┌────────

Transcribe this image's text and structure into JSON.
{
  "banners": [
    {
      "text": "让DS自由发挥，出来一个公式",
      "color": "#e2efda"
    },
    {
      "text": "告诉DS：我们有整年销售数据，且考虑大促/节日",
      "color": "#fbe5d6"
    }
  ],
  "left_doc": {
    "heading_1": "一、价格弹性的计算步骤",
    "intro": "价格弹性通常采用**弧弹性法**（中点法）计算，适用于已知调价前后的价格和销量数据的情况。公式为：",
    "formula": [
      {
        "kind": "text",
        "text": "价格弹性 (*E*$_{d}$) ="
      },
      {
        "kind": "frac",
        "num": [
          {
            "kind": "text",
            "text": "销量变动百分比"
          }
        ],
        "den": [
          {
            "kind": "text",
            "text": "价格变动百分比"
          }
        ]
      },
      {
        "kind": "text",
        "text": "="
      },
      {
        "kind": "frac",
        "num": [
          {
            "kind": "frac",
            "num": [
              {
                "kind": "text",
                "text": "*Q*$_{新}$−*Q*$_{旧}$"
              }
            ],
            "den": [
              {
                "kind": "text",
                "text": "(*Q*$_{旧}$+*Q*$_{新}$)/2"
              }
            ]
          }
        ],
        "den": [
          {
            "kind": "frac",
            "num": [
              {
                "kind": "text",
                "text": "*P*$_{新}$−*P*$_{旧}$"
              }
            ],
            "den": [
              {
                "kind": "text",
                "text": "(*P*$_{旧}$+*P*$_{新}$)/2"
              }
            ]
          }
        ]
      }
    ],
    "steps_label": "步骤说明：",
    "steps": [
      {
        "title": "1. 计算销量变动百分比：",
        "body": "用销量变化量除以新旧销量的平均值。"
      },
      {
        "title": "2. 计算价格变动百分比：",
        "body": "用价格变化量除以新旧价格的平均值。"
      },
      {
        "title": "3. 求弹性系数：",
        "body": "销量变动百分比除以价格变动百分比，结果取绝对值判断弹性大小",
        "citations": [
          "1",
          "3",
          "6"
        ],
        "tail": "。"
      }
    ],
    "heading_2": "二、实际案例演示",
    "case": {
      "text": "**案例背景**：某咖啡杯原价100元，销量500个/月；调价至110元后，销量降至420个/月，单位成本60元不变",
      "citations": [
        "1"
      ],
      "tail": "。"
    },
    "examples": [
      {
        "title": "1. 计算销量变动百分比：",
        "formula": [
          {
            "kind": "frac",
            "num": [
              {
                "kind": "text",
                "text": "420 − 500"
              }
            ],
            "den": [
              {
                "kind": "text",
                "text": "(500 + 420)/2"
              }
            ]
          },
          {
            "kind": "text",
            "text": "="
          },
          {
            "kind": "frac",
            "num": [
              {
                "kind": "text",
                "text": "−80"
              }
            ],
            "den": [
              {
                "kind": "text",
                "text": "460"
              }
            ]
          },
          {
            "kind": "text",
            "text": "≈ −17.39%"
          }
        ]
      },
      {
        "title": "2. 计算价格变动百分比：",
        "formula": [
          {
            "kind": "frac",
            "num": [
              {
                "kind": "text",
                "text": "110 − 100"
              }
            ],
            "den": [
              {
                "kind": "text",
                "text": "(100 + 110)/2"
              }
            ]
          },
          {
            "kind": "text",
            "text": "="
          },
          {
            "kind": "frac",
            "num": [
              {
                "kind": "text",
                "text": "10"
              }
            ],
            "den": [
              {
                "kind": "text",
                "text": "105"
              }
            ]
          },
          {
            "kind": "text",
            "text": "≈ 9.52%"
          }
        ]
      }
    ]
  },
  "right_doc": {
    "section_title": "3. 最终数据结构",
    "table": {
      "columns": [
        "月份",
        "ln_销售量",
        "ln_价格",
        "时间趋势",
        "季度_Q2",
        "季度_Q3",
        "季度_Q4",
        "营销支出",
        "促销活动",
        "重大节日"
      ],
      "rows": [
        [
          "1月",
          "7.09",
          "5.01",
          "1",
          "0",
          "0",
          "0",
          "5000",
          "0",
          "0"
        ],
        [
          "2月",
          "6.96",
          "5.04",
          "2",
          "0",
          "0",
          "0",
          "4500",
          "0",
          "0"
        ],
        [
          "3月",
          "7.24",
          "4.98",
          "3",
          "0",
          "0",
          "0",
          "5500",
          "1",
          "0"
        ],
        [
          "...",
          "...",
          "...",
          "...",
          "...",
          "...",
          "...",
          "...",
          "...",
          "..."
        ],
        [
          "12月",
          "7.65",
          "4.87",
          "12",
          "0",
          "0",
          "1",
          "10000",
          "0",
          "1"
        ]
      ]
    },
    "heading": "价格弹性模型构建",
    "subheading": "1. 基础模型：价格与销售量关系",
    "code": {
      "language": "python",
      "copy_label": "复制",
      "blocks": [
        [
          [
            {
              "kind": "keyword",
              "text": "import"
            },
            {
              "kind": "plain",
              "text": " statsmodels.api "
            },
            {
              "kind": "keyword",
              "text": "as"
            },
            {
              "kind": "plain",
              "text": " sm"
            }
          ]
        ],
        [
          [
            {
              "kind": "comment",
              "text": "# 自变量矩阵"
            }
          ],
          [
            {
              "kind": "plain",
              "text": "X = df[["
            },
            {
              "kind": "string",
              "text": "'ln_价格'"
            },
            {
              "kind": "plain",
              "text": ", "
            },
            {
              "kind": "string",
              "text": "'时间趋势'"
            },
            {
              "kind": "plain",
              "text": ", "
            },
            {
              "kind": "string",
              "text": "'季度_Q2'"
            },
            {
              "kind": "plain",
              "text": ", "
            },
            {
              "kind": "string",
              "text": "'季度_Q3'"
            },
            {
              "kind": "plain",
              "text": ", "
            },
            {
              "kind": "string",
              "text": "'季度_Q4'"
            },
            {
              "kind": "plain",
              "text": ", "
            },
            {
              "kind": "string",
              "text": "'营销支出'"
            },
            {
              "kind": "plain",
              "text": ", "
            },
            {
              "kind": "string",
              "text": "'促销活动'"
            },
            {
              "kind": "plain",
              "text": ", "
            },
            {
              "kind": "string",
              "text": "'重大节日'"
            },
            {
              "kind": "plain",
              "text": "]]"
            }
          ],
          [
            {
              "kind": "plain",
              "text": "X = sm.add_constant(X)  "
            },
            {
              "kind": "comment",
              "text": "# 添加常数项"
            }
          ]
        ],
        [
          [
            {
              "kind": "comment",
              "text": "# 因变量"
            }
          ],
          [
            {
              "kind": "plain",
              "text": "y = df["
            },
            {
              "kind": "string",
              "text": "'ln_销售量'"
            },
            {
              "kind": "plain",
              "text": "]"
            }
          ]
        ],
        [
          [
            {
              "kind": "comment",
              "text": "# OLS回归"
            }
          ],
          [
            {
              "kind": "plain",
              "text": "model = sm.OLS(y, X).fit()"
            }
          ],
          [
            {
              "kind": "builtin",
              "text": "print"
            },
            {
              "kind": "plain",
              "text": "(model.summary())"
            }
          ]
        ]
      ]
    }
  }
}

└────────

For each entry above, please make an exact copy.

Transcribe this image's text and structure into JSON.
{
  "banners": [
    {
      "text": "让DS自由发挥，出来一个公式",
      "color": "#e2efda"
    },
    {
      "text": "告诉DS：我们有整年销售数据，且考虑大促/节日",
      "color": "#fbe5d6"
    }
  ],
  "left_doc": {
    "heading_1": "一、价格弹性的计算步骤",
    "intro": "价格弹性通常采用**弧弹性法**（中点法）计算，适用于已知调价前后的价格和销量数据的情况。公式为：",
    "formula": [
      {
        "kind": "text",
        "text": "价格弹性 (*E*$_{d}$) ="
      },
      {
        "kind": "frac",
        "num": [
          {
            "kind": "text",
            "text": "销量变动百分比"
          }
        ],
        "den": [
          {
            "kind": "text",
            "text": "价格变动百分比"
          }
        ]
      },
      {
        "kind": "text",
        "text": "="
      },
      {
        "kind": "frac",
        "num": [
          {
            "kind": "frac",
            "num": [
              {
                "kind": "text",
                "text": "*Q*$_{新}$−*Q*$_{旧}$"
              }
            ],
            "den": [
              {
                "kind": "text",
                "text": "(*Q*$_{旧}$+*Q*$_{新}$)/2"
              }
            ]
          }
        ],
        "den": [
          {
            "kind": "frac",
            "num": [
              {
                "kind": "text",
                "text": "*P*$_{新}$−*P*$_{旧}$"
              }
            ],
            "den": [
              {
                "kind": "text",
                "text": "(*P*$_{旧}$+*P*$_{新}$)/2"
              }
            ]
          }
        ]
      }
    ],
    "steps_label": "步骤说明：",
    "steps": [
      {
        "title": "1. 计算销量变动百分比：",
        "body": "用销量变化量除以新旧销量的平均值。"
      },
      {
        "title": "2. 计算价格变动百分比：",
        "body": "用价格变化量除以新旧价格的平均值。"
      },
      {
        "title": "3. 求弹性系数：",
        "body": "销量变动百分比除以价格变动百分比，结果取绝对值判断弹性大小",
        "citations": [
          "1",
          "3",
          "6"
        ],
        "tail": "。"
      }
    ],
    "heading_2": "二、实际案例演示",
    "case": {
      "text": "**案例背景**：某咖啡杯原价100元，销量500个/月；调价至110元后，销量降至420个/月，单位成本60元不变",
      "citations": [
        "1"
      ],
      "tail": "。"
    },
    "examples": [
      {
        "title": "1. 计算销量变动百分比：",
        "formula": [
          {
            "kind": "frac",
            "num": [
              {
                "kind": "text",
                "text": "420 − 500"
              }
            ],
            "den": [
              {
                "kind": "text",
                "text": "(500 + 420)/2"
              }
            ]
          },
          {
            "kind": "text",
            "text": "="
          },
          {
            "kind": "frac",
            "num": [
              {
                "kind": "text",
                "text": "−80"
              }
            ],
            "den": [
              {
                "kind": "text",
                "text": "460"
              }
            ]
          },
          {
            "kind": "text",
            "text": "≈ −17.39%"
          }
        ]
      },
      {
        "title": "2. 计算价格变动百分比：",
        "formula": [
          {
            "kind": "frac",
            "num": [
              {
                "kind": "text",
                "text": "110 − 100"
              }
            ],
            "den": [
              {
                "kind": "text",
                "text": "(100 + 110)/2"
              }
            ]
          },
          {
            "kind": "text",
            "text": "="
          },
          {
            "kind": "frac",
            "num": [
              {
                "kind": "text",
                "text": "10"
              }
            ],
            "den": [
              {
                "kind": "text",
                "text": "105"
              }
            ]
          },
          {
            "kind": "text",
            "text": "≈ 9.52%"
          }
        ]
      }
    ]
  },
  "right_doc": {
    "section_title": "3. 最终数据结构",
    "table": {
      "columns": [
        "月份",
        "ln_销售量",
        "ln_价格",
        "时间趋势",
        "季度_Q2",
        "季度_Q3",
        "季度_Q4",
        "营销支出",
        "促销活动",
        "重大节日"
      ],
      "rows": [
        [
          "1月",
          "7.09",
          "5.01",
          "1",
          "0",
          "0",
          "0",
          "5000",
          "0",
          "0"
        ],
        [
          "2月",
          "6.96",
          "5.04",
          "2",
          "0",
          "0",
          "0",
          "4500",
          "0",
          "0"
        ],
        [
          "3月",
          "7.24",
          "4.98",
          "3",
          "0",
          "0",
          "0",
          "5500",
          "1",
          "0"
        ],
        [
          "...",
          "...",
          "...",
          "...",
          "...",
          "...",
          "...",
          "...",
          "...",
          "..."
        ],
        [
          "12月",
          "7.65",
          "4.87",
          "12",
          "0",
          "0",
          "1",
          "10000",
          "0",
          "1"
        ]
      ]
    },
    "heading": "价格弹性模型构建",
    "subheading": "1. 基础模型：价格与销售量关系",
    "code": {
      "language": "python",
      "copy_label": "复制",
      "blocks": [
        [
          [
            {
              "kind": "keyword",
              "text": "import"
            },
            {
              "kind": "plain",
              "text": " statsmodels.api "
            },
            {
              "kind": "keyword",
              "text": "as"
            },
            {
              "kind": "plain",
              "text": " sm"
            }
          ]
        ],
        [
          [
            {
              "kind": "comment",
              "text": "# 自变量矩阵"
            }
          ],
          [
            {
              "kind": "plain",
              "text": "X = df[["
            },
            {
              "kind": "string",
              "text": "'ln_价格'"
            },
            {
              "kind": "plain",
              "text": ", "
            },
            {
              "kind": "string",
              "text": "'时间趋势'"
            },
            {
              "kind": "plain",
              "text": ", "
            },
            {
              "kind": "string",
              "text": "'季度_Q2'"
            },
            {
              "kind": "plain",
              "text": ", "
            },
            {
              "kind": "string",
              "text": "'季度_Q3'"
            },
            {
              "kind": "plain",
              "text": ", "
            },
            {
              "kind": "string",
              "text": "'季度_Q4'"
            },
            {
              "kind": "plain",
              "text": ", "
            },
            {
              "kind": "string",
              "text": "'营销支出'"
            },
            {
              "kind": "plain",
              "text": ", "
            },
            {
              "kind": "string",
              "text": "'促销活动'"
            },
            {
              "kind": "plain",
              "text": ", "
            },
            {
              "kind": "string",
              "text": "'重大节日'"
            },
            {
              "kind": "plain",
              "text": "]]"
            }
          ],
          [
            {
              "kind": "plain",
              "text": "X = sm.add_constant(X)  "
            },
            {
              "kind": "comment",
              "text": "# 添加常数项"
            }
          ]
        ],
        [
          [
            {
              "kind": "comment",
              "text": "# 因变量"
            }
          ],
          [
            {
              "kind": "plain",
              "text": "y = df["
            },
            {
              "kind": "string",
              "text": "'ln_销售量'"
            },
            {
              "kind": "plain",
              "text": "]"
            }
          ]
        ],
        [
          [
            {
              "kind": "comment",
              "text": "# OLS回归"
            }
          ],
          [
            {
              "kind": "plain",
              "text": "model = sm.OLS(y, X).fit()"
            }
          ],
          [
            {
              "kind": "builtin",
              "text": "print"
            },
            {
              "kind": "plain",
              "text": "(model.summary())"
            }
          ]
        ]
      ]
    }
  }
}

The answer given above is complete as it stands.